The point the South African president is making to the world at large in general and the scientific community in particular is that little is known about HIV and AIDS connections, the means of diagnosing the disease and its relation with TB and other diseases and there is uncharted dimension to the mystery. But in asking the basics he played the unorthodox and was attacked both by the media and the medical gurus who, according to him, "scarified all intellectual integrity to act as salesperson of the product of one Pharmaceutical company (AZT manufacturer, Glxo Wellcome". Of course these voices of criticism are coming from the main stream against Mbeki's 'Expert Panel of Inquiry' which is consisting of dissident scientists who do not accept some orthodox views on AIDS. Why is the South African President involved in such a controversial project? In fact what he is doing is a logical outworking of a leadership culture that is built on a strong political will to make a difference to the constituency.

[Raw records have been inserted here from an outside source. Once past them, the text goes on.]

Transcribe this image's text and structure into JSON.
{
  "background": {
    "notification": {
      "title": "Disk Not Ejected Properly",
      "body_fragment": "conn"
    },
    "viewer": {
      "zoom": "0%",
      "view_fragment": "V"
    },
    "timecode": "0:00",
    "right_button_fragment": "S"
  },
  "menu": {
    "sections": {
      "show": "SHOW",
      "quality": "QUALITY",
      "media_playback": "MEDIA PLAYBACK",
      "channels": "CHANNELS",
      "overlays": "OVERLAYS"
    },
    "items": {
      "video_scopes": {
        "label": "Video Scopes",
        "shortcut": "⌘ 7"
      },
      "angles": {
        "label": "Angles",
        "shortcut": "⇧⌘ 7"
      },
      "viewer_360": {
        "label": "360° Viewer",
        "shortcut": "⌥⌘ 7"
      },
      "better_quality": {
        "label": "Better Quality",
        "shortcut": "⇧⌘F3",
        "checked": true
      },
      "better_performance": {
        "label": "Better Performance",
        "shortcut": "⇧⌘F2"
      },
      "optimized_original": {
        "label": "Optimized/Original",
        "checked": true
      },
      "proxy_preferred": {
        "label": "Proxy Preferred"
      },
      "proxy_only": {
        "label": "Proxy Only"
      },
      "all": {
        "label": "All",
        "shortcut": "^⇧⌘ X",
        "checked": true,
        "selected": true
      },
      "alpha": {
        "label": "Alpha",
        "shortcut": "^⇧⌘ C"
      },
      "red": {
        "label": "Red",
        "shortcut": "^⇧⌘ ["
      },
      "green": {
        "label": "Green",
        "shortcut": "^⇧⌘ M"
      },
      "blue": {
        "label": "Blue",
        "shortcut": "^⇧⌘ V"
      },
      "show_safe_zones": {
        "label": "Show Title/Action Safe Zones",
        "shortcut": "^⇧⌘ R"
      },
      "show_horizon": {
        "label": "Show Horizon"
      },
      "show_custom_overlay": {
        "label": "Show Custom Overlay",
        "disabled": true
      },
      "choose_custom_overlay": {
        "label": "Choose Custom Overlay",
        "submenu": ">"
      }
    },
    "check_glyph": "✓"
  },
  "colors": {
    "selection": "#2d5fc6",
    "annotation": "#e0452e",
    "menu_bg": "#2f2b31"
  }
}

The Panel under his Office's auspices is to conduct a research that is going to have great impact on HIV/AIDS issue in Africa in particular and the world in general. Up to now Mbeki had already secured the membership of prominent scientists who have been feared and also pushed by the mainstream. One confirmed member of the Panel, South African Professor Sam Mhlango, says, "My view is that the case for a link between HIV and AIDS is not proven and I have a question over the diagnosis of AIDS itself". This is a search for the truth without being blinded by conventional truths and myths initiated by President Tabo I Mbeki is the most rational, says another Dr. Andrew Herxheimer from Cohrene Institute. Some of the outstanding issues that are to be addressed by this batch of experts are to answer the questions whether Africa should keep on soliciting money to buy expensive and increasingly toxic drugs, whether we can rely on the received "truth" that HIV causes AIDS and what to make of the attachment AIDS has with TB and other diseases.